State how many lines of the listing below include the word "Change". Give only the number.

** Stored data follows **

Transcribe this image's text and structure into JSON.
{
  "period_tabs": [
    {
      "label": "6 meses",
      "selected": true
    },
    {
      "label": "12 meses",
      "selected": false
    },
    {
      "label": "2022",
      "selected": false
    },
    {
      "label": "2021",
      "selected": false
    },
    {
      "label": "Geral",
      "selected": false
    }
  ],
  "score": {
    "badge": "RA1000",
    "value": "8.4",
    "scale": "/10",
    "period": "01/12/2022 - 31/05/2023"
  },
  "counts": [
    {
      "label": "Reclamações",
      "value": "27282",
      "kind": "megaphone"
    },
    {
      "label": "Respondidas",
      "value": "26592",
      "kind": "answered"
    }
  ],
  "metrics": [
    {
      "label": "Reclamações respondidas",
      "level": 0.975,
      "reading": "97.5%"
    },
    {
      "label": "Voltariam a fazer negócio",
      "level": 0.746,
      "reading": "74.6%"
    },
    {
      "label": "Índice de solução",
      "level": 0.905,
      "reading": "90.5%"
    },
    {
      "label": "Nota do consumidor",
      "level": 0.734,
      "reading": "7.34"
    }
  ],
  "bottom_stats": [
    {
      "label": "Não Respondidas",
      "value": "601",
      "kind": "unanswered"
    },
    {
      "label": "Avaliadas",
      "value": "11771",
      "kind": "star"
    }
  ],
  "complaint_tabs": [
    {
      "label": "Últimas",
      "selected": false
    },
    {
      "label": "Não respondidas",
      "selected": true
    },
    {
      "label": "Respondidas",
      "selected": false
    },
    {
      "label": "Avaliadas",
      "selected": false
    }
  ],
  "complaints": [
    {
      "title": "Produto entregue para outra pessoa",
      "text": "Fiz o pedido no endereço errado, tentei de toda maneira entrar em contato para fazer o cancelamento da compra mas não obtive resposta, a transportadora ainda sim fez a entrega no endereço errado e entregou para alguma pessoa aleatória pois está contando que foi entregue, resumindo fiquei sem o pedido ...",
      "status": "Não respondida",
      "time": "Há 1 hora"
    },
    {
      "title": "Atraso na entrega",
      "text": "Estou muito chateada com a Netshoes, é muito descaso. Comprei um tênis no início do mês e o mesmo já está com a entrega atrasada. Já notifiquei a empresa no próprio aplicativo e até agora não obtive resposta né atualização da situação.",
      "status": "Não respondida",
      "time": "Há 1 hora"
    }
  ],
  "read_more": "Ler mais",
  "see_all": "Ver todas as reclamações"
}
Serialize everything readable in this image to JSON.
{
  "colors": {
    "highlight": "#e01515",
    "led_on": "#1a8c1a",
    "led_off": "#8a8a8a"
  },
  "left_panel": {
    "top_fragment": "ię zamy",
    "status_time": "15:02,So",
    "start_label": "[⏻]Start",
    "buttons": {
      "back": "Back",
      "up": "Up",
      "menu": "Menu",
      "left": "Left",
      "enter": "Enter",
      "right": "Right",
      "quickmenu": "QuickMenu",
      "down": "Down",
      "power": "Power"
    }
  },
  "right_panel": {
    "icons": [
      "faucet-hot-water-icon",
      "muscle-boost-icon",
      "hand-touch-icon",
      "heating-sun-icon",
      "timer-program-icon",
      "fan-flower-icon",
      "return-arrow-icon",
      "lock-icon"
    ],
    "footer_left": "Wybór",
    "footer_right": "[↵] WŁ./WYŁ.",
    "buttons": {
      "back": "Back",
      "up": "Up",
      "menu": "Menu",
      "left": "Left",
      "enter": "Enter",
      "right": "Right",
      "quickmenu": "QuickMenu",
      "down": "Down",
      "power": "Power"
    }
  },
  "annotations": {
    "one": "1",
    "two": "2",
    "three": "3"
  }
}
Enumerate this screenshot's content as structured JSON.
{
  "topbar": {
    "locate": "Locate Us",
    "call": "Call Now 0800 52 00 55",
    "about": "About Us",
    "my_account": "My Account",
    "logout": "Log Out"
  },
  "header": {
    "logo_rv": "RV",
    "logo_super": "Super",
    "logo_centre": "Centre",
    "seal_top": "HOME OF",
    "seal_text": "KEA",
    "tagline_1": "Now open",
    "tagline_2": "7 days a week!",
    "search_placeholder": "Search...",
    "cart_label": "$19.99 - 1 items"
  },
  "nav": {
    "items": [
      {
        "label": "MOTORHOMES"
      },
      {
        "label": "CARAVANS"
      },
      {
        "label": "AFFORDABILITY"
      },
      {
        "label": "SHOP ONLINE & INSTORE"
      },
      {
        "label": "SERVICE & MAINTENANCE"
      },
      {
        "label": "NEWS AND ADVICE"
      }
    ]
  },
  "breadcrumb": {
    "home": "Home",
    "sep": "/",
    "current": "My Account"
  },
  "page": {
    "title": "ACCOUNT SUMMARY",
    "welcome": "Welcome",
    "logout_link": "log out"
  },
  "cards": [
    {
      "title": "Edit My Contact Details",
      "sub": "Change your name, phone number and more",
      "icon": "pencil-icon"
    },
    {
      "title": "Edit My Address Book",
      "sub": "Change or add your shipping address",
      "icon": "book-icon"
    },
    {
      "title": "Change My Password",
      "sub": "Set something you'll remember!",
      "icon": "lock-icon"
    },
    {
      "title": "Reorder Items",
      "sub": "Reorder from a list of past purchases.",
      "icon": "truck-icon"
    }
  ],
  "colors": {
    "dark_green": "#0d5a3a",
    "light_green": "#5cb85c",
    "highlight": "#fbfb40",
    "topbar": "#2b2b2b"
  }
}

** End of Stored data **

- Written response: 3